### RECORDS PROVIDED
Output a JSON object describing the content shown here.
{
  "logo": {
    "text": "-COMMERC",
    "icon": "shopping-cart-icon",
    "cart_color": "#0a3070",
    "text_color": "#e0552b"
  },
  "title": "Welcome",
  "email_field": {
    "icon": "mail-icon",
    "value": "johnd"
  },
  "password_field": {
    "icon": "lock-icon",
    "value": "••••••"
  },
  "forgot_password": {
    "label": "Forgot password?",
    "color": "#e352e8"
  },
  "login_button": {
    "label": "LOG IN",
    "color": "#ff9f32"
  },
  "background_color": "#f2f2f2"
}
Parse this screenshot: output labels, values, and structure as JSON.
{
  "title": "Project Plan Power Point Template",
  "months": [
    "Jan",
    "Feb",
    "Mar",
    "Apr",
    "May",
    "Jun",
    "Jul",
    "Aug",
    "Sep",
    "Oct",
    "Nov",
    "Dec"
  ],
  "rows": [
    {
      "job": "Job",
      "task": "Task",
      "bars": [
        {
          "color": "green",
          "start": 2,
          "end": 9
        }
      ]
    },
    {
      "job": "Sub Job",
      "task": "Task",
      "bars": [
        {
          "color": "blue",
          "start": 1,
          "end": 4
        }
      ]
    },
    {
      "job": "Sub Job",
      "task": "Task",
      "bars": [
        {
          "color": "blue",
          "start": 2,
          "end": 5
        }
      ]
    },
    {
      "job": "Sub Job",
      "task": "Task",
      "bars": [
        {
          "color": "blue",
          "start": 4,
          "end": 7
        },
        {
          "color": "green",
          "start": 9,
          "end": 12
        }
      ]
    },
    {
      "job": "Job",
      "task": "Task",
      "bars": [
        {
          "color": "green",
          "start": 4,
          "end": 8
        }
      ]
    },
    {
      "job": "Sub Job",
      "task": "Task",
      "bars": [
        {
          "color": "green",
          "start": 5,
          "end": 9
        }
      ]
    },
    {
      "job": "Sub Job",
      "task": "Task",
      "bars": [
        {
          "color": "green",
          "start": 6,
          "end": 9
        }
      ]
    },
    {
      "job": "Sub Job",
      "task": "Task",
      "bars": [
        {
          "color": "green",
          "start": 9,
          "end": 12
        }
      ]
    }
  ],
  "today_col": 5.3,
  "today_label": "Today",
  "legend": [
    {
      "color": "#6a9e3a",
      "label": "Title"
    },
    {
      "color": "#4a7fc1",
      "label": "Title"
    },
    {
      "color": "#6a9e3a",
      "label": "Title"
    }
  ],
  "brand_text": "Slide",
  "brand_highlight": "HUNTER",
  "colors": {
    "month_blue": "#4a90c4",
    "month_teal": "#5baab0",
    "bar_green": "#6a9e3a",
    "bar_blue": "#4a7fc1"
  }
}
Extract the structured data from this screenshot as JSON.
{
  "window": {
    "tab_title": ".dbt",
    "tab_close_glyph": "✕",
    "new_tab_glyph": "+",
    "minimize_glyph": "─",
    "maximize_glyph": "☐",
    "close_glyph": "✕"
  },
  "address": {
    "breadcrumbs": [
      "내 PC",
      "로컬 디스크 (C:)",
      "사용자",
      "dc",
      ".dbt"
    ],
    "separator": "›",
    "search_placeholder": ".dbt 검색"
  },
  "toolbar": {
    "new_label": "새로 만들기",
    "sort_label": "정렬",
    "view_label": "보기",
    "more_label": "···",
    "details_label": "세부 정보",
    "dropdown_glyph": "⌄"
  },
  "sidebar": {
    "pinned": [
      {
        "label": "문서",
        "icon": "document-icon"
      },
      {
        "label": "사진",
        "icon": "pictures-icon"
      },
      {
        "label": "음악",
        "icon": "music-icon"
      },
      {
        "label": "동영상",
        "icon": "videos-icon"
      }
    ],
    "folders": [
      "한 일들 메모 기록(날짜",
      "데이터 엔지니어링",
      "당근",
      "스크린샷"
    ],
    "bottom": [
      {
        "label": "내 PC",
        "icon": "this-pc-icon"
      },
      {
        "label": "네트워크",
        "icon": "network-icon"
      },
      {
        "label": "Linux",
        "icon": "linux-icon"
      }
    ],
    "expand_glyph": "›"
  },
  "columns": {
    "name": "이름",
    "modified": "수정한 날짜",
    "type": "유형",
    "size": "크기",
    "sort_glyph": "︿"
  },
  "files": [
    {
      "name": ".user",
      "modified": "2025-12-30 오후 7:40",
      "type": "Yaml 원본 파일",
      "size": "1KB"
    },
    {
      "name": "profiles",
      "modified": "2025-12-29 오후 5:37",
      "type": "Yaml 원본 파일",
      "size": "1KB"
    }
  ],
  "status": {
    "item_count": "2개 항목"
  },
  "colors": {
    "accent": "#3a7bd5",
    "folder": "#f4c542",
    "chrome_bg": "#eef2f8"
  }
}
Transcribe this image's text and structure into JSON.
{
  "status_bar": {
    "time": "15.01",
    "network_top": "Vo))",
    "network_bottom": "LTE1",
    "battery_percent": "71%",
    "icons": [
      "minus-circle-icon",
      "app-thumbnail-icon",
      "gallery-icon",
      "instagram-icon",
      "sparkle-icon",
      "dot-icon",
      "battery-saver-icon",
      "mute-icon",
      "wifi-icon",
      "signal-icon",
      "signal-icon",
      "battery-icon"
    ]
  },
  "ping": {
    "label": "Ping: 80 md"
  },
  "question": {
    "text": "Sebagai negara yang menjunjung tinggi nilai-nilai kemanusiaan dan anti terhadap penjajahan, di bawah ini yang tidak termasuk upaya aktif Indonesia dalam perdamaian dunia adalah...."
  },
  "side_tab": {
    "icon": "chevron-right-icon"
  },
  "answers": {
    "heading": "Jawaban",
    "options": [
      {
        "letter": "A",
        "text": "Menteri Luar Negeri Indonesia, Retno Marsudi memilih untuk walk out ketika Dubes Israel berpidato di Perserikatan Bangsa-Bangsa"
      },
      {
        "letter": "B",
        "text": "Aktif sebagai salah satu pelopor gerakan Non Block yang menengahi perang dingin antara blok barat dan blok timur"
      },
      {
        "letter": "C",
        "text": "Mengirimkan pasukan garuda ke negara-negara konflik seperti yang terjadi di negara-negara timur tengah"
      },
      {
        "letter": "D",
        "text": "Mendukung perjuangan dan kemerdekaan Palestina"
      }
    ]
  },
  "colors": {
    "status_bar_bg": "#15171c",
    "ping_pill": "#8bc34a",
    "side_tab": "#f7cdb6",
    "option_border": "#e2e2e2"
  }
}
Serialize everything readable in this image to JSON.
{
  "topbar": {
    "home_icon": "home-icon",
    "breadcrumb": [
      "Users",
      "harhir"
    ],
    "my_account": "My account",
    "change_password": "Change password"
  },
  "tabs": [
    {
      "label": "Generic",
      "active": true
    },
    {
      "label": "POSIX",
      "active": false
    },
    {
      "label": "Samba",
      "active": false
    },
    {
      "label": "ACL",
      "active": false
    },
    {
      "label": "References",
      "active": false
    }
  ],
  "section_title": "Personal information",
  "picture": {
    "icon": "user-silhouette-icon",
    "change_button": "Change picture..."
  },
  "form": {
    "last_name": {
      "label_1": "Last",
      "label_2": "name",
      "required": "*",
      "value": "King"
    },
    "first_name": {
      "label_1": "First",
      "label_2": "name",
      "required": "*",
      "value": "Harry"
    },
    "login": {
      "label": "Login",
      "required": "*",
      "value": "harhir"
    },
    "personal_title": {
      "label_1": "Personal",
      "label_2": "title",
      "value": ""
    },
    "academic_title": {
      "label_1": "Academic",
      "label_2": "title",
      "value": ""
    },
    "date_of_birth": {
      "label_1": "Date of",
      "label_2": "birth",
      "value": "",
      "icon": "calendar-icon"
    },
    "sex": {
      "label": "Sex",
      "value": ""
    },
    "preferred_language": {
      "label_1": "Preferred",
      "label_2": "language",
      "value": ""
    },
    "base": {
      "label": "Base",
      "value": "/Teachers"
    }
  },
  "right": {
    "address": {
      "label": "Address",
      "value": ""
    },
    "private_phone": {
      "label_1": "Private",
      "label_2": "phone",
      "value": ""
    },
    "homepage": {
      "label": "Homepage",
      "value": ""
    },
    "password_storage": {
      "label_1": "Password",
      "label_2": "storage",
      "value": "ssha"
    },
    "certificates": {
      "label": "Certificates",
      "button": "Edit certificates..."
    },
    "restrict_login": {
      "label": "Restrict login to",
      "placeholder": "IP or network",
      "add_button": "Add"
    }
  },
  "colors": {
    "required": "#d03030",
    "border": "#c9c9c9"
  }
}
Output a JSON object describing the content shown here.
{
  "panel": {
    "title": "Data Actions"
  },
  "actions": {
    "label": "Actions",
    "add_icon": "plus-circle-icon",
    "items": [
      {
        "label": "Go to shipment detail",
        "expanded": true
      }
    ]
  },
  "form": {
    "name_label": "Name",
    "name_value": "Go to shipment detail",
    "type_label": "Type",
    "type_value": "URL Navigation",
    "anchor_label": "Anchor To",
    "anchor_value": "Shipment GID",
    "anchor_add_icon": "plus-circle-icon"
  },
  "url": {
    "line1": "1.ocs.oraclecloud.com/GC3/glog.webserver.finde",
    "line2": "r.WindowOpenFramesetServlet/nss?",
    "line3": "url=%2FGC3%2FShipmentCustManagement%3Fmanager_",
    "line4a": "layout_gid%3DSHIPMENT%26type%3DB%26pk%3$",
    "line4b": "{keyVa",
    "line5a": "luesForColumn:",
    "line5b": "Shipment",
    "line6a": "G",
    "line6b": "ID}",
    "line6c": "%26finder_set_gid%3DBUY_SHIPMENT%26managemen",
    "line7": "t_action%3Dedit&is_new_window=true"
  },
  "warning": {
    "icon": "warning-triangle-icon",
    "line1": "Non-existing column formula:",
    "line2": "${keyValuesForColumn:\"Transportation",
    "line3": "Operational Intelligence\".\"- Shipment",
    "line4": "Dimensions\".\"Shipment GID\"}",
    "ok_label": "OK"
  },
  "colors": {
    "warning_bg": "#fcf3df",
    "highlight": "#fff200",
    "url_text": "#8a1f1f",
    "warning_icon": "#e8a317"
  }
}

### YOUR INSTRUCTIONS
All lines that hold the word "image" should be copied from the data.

### SOLUTION FOR THIS EXERCISE
Transcribe this image's text and structure into JSON.
Serialize everything readable in this image to JSON.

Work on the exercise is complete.